▶ **TASK OBJECTIVE**: What you return must match the records word for word, except that images are dropped.

*** Block opens ***

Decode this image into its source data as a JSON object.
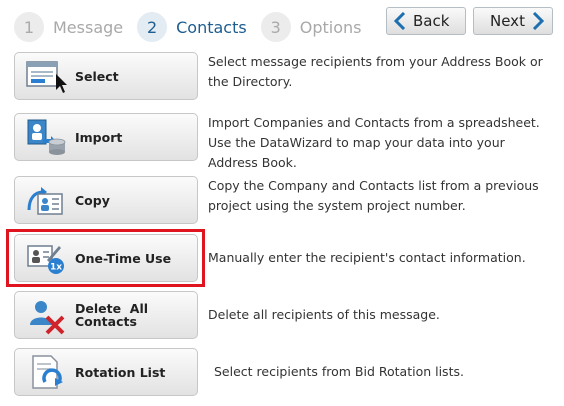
{
  "wizard": {
    "steps": [
      {
        "number": "1",
        "label": "Message"
      },
      {
        "number": "2",
        "label": "Contacts"
      },
      {
        "number": "3",
        "label": "Options"
      }
    ],
    "active_step": "Contacts",
    "back_label": "Back",
    "next_label": "Next"
  },
  "options": [
    {
      "button": "Select",
      "icon": "address-book-select-icon",
      "description": "Select message recipients from your Address Book or the Directory."
    },
    {
      "button": "Import",
      "icon": "import-database-icon",
      "description": "Import Companies and Contacts from a spreadsheet. Use the DataWizard to map your data into your Address Book."
    },
    {
      "button": "Copy",
      "icon": "copy-contacts-icon",
      "description": "Copy the Company and Contacts list from a previous project using the system project number."
    },
    {
      "button": "One-Time Use",
      "icon": "one-time-contact-icon",
      "description": "Manually enter the recipient's contact information."
    },
    {
      "button": "Delete  All Contacts",
      "icon": "delete-contacts-icon",
      "description": "Delete all recipients of this message."
    },
    {
      "button": "Rotation List",
      "icon": "rotation-list-icon",
      "description": "Select recipients from Bid Rotation lists."
    }
  ],
  "colors": {
    "accent": "#1d5d8f",
    "highlight": "#e0141e"
  }
}
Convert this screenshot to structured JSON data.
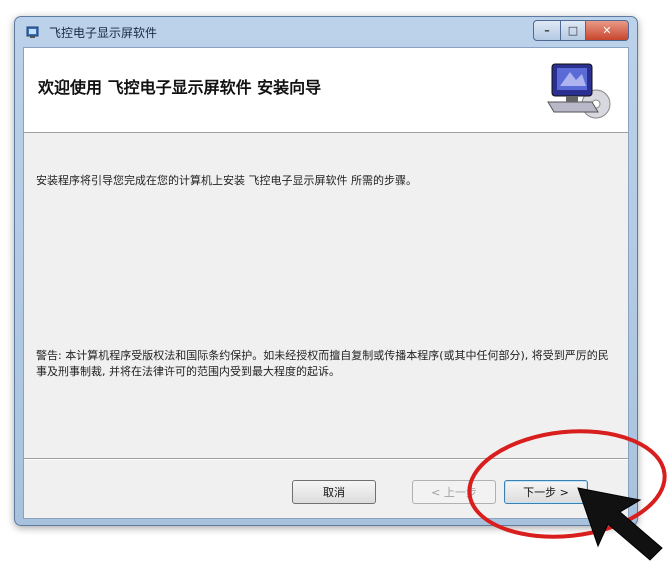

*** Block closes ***

▶ **YOUR SOLUTION**:
Decode this image into its source data as a JSON object.
{
  "wizard": {
    "steps": [
      {
        "number": "1",
        "label": "Message"
      },
      {
        "number": "2",
        "label": "Contacts"
      },
      {
        "number": "3",
        "label": "Options"
      }
    ],
    "active_step": "Contacts",
    "back_label": "Back",
    "next_label": "Next"
  },
  "options": [
    {
      "button": "Select",
      "icon": "address-book-select-icon",
      "description": "Select message recipients from your Address Book or the Directory."
    },
    {
      "button": "Import",
      "icon": "import-database-icon",
      "description": "Import Companies and Contacts from a spreadsheet. Use the DataWizard to map your data into your Address Book."
    },
    {
      "button": "Copy",
      "icon": "copy-contacts-icon",
      "description": "Copy the Company and Contacts list from a previous project using the system project number."
    },
    {
      "button": "One-Time Use",
      "icon": "one-time-contact-icon",
      "description": "Manually enter the recipient's contact information."
    },
    {
      "button": "Delete  All Contacts",
      "icon": "delete-contacts-icon",
      "description": "Delete all recipients of this message."
    },
    {
      "button": "Rotation List",
      "icon": "rotation-list-icon",
      "description": "Select recipients from Bid Rotation lists."
    }
  ],
  "colors": {
    "accent": "#1d5d8f",
    "highlight": "#e0141e"
  }
}
Convert this screenshot to structured JSON data.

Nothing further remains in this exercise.